Your task.
Retype the records exactly, with nothing added or dropped.

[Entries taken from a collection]
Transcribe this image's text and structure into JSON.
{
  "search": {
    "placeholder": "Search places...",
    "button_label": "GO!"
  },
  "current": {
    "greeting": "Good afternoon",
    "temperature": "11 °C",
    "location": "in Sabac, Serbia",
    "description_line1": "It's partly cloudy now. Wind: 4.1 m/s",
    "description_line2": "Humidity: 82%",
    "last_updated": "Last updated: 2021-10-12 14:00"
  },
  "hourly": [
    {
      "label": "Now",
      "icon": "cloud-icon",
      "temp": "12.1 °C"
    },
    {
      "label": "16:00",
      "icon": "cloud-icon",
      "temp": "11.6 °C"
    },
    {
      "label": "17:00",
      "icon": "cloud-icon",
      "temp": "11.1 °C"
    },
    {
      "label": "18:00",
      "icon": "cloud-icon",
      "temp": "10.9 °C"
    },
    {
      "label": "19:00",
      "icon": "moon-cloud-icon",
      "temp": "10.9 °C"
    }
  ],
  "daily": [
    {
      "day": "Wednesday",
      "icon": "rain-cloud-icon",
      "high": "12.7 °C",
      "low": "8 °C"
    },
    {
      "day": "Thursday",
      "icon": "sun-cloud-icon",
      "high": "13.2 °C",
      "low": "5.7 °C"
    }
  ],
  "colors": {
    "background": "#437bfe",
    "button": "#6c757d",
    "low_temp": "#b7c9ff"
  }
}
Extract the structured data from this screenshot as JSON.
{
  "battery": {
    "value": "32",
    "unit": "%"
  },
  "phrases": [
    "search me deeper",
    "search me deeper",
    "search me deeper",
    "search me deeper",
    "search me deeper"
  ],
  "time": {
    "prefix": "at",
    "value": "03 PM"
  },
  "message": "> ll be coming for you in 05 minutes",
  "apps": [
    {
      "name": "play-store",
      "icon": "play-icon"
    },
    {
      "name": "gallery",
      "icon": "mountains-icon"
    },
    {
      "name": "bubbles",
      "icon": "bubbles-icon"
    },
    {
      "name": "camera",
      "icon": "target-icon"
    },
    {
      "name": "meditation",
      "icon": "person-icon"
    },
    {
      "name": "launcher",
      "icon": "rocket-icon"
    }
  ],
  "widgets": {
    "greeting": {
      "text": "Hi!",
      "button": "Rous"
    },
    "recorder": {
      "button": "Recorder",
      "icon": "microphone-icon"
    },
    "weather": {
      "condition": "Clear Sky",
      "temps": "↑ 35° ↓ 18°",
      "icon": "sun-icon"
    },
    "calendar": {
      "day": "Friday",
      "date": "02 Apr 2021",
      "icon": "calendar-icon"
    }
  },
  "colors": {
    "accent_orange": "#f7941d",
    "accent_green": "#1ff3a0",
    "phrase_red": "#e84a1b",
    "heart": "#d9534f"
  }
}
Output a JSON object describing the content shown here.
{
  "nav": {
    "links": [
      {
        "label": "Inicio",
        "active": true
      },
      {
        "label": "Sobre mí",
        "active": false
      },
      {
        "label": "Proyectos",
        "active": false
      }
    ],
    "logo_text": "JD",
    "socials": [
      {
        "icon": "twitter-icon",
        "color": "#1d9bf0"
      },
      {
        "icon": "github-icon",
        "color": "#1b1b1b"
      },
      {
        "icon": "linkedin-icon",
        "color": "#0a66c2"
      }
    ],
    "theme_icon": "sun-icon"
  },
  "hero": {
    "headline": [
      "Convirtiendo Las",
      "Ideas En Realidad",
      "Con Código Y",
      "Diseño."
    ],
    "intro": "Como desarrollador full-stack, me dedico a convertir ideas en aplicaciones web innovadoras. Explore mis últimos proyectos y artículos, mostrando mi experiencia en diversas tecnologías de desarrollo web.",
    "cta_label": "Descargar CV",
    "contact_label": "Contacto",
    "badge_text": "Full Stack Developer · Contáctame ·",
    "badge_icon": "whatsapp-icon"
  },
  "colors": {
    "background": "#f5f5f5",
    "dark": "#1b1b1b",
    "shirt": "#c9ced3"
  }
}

Exercise answer.
Transcribe this image's text and structure into JSON.
{
  "search": {
    "placeholder": "Search places...",
    "button_label": "GO!"
  },
  "current": {
    "greeting": "Good afternoon",
    "temperature": "11 °C",
    "location": "in Sabac, Serbia",
    "description_line1": "It's partly cloudy now. Wind: 4.1 m/s",
    "description_line2": "Humidity: 82%",
    "last_updated": "Last updated: 2021-10-12 14:00"
  },
  "hourly": [
    {
      "label": "Now",
      "icon": "cloud-icon",
      "temp": "12.1 °C"
    },
    {
      "label": "16:00",
      "icon": "cloud-icon",
      "temp": "11.6 °C"
    },
    {
      "label": "17:00",
      "icon": "cloud-icon",
      "temp": "11.1 °C"
    },
    {
      "label": "18:00",
      "icon": "cloud-icon",
      "temp": "10.9 °C"
    },
    {
      "label": "19:00",
      "icon": "moon-cloud-icon",
      "temp": "10.9 °C"
    }
  ],
  "daily": [
    {
      "day": "Wednesday",
      "icon": "rain-cloud-icon",
      "high": "12.7 °C",
      "low": "8 °C"
    },
    {
      "day": "Thursday",
      "icon": "sun-cloud-icon",
      "high": "13.2 °C",
      "low": "5.7 °C"
    }
  ],
  "colors": {
    "background": "#437bfe",
    "button": "#6c757d",
    "low_temp": "#b7c9ff"
  }
}
Extract the structured data from this screenshot as JSON.
{
  "battery": {
    "value": "32",
    "unit": "%"
  },
  "phrases": [
    "search me deeper",
    "search me deeper",
    "search me deeper",
    "search me deeper",
    "search me deeper"
  ],
  "time": {
    "prefix": "at",
    "value": "03 PM"
  },
  "message": "> ll be coming for you in 05 minutes",
  "apps": [
    {
      "name": "play-store",
      "icon": "play-icon"
    },
    {
      "name": "gallery",
      "icon": "mountains-icon"
    },
    {
      "name": "bubbles",
      "icon": "bubbles-icon"
    },
    {
      "name": "camera",
      "icon": "target-icon"
    },
    {
      "name": "meditation",
      "icon": "person-icon"
    },
    {
      "name": "launcher",
      "icon": "rocket-icon"
    }
  ],
  "widgets": {
    "greeting": {
      "text": "Hi!",
      "button": "Rous"
    },
    "recorder": {
      "button": "Recorder",
      "icon": "microphone-icon"
    },
    "weather": {
      "condition": "Clear Sky",
      "temps": "↑ 35° ↓ 18°",
      "icon": "sun-icon"
    },
    "calendar": {
      "day": "Friday",
      "date": "02 Apr 2021",
      "icon": "calendar-icon"
    }
  },
  "colors": {
    "accent_orange": "#f7941d",
    "accent_green": "#1ff3a0",
    "phrase_red": "#e84a1b",
    "heart": "#d9534f"
  }
}
Output a JSON object describing the content shown here.
{
  "nav": {
    "links": [
      {
        "label": "Inicio",
        "active": true
      },
      {
        "label": "Sobre mí",
        "active": false
      },
      {
        "label": "Proyectos",
        "active": false
      }
    ],
    "logo_text": "JD",
    "socials": [
      {
        "icon": "twitter-icon",
        "color": "#1d9bf0"
      },
      {
        "icon": "github-icon",
        "color": "#1b1b1b"
      },
      {
        "icon": "linkedin-icon",
        "color": "#0a66c2"
      }
    ],
    "theme_icon": "sun-icon"
  },
  "hero": {
    "headline": [
      "Convirtiendo Las",
      "Ideas En Realidad",
      "Con Código Y",
      "Diseño."
    ],
    "intro": "Como desarrollador full-stack, me dedico a convertir ideas en aplicaciones web innovadoras. Explore mis últimos proyectos y artículos, mostrando mi experiencia en diversas tecnologías de desarrollo web.",
    "cta_label": "Descargar CV",
    "contact_label": "Contacto",
    "badge_text": "Full Stack Developer · Contáctame ·",
    "badge_icon": "whatsapp-icon"
  },
  "colors": {
    "background": "#f5f5f5",
    "dark": "#1b1b1b",
    "shirt": "#c9ced3"
  }
}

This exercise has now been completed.